Part of his plan to promote the body was to claim that the identity of the man was none other than famed Irish revolutionary, Civil War hero, and territorial governor of Montana Thomas Meagher, who in 1867 had died somewhat mysteriously on the Missouri River, apparently falling from a steamboat into frigid waters while ill. Speculations about his death abounded then, and still do today.
The idea that the body was Meagher was not entirely without merit. Indeed, while on display in Butte, one miner, having enjoyed a wee nip before the show, exclaimed that it was the General, by god, the General himself! As a matter of fact, that's where Miles got the idea from.

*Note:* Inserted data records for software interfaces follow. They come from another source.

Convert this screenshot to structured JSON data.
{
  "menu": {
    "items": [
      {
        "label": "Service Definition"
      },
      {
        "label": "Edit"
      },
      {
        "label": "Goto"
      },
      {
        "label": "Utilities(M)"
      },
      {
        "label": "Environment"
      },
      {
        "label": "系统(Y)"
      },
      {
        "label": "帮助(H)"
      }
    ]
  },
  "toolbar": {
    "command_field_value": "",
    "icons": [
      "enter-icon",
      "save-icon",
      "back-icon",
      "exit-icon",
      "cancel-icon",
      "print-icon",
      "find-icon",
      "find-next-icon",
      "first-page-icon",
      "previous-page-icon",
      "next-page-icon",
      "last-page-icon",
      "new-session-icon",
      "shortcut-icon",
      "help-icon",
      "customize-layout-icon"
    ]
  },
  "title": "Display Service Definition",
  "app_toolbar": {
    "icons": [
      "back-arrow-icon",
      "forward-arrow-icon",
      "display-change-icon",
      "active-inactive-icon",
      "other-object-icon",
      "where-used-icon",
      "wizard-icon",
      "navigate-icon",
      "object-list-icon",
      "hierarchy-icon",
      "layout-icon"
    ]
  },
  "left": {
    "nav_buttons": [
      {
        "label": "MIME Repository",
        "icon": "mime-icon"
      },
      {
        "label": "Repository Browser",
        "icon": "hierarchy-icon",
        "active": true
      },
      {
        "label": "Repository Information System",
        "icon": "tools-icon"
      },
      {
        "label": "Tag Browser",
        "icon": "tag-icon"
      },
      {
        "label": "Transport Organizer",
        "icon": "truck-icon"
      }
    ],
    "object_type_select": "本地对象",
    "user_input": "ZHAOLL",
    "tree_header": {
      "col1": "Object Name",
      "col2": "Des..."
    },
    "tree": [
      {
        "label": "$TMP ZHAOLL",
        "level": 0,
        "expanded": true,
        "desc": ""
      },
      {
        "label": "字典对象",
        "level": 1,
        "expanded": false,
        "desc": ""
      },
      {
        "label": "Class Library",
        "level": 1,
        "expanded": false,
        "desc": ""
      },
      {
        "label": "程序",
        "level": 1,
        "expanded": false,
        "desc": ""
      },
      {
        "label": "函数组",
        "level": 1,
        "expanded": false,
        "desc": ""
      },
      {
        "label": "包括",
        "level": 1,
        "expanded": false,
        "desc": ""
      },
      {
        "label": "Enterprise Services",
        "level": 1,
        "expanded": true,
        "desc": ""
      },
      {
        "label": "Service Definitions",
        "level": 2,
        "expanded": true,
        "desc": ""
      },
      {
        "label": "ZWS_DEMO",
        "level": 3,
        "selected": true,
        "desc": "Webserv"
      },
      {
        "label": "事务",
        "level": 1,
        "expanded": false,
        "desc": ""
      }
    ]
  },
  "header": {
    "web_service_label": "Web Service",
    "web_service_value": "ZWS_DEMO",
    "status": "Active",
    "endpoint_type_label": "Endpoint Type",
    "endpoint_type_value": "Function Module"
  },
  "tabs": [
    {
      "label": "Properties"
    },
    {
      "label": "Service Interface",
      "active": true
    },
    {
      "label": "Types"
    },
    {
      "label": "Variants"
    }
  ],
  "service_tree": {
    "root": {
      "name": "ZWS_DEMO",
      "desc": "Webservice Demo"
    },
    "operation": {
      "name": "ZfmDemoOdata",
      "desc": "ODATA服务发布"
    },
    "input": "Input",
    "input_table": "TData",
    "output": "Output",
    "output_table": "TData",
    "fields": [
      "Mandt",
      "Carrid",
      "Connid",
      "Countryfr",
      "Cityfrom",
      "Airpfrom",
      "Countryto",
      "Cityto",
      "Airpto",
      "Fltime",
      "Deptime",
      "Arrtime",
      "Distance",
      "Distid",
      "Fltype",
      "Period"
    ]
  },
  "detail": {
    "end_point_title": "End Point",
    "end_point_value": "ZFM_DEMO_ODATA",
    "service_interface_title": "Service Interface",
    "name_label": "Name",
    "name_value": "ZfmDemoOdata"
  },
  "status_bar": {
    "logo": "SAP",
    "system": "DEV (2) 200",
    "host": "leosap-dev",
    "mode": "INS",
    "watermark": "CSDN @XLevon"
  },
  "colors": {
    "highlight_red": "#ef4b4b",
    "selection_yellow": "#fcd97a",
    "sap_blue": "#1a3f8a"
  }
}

Newspapers throughout Montana eagerly took up the story. Miles hoped that it would be enough to convince crowds in New York City to attend, many of whom were Irish and either adored or hated Meagher for his involvement with the Irish Confederation and his famous Speech on the Dock.
His identification of the body as Meagher was improbably complicated, however, by Montana legend Liver Eatin' Johnson, then in his mid-seventies, who saw the body for himself and proclaimed it was none other than his old friend "Antelope Charley," missing some twenty-five years. This sent a new ripple of stories throughout the Montana presses, but Miles redoubled his efforts to promote the body as Meagher's.
Whoever he was, Montanans had begun to see the petrified man as a matter of state pride, and his Eastern tour was monitored as would be the progress of any other Montana boy made good on the national stage.
Sales began promisingly enough but began to dwindle the further out of Montana they went. St. Paul's box office was discouraging, but the extended tour in Chicago was even worse. Miles hoped that New York would still show up in droves. His hopes were dashed, and Big Apple ticket sales failed to cover his costs. It may have been that New York City audiences did not want to pay half a dollar to see something that, fossilization notwithstanding, could be seen for free on the streets.
Miles and his petrified man returned to Livingston in an attitude of defeat. There he was intermittently displayed with waning enthusiasm. Increasingly, he was propped up in a warehouse on Miles's property - not in display, but in storage. A business associate of Miles named C. O. Krohne, who felt that Miles was neglecting a still-fruitful business opportunity, almost succeeded in getting Miles to sell him the body for $2,500, but couldn't drum up the necessary enthusiasm to make it profitable. Finally, decades after he had toured the state and found an ardently appreciative audience, the petrified man was sold for $50. That buyer, name unknown, toured the state with it in a trailer. History does not record the success of his venture; it must not have been great, for the petrified man was sold once more, and eventually stopped touring altogether.
Today, the petrified man is lost to us. No one knows where he is. Or who he was, Thomas Meagher, Antelope Charley, or well-made hoax.
Hopefully, wherever he slumbers, whatever he is, it is given to him, at least, to dream. Perhaps he dreams of crowds. Maybe he dreams of the rocking of a train in motion, of bright lights, or the searching, almost sensual touch of the doctors who examined him at every town in the Treasure State. Perhaps he dreams that he still hears the drawing of tent flaps, the drop of a coin into a box, voices murmuring in naive amazement. Perhaps he dreams of bright lights, fame, and fortune.
Maybe he longs to be found.
Let's find him in whatever crate or landfill he's in now and try it all again. First we'll reacquaint him with his once-adoring Montana crowds, but we'll charge $18.50, the equivalent of 25 cents in 1899. Who's ready to invest?
Then, once he's ready, we'll take him East. This time, let's try Madison Square Gardens, or at least Carnegie Hall.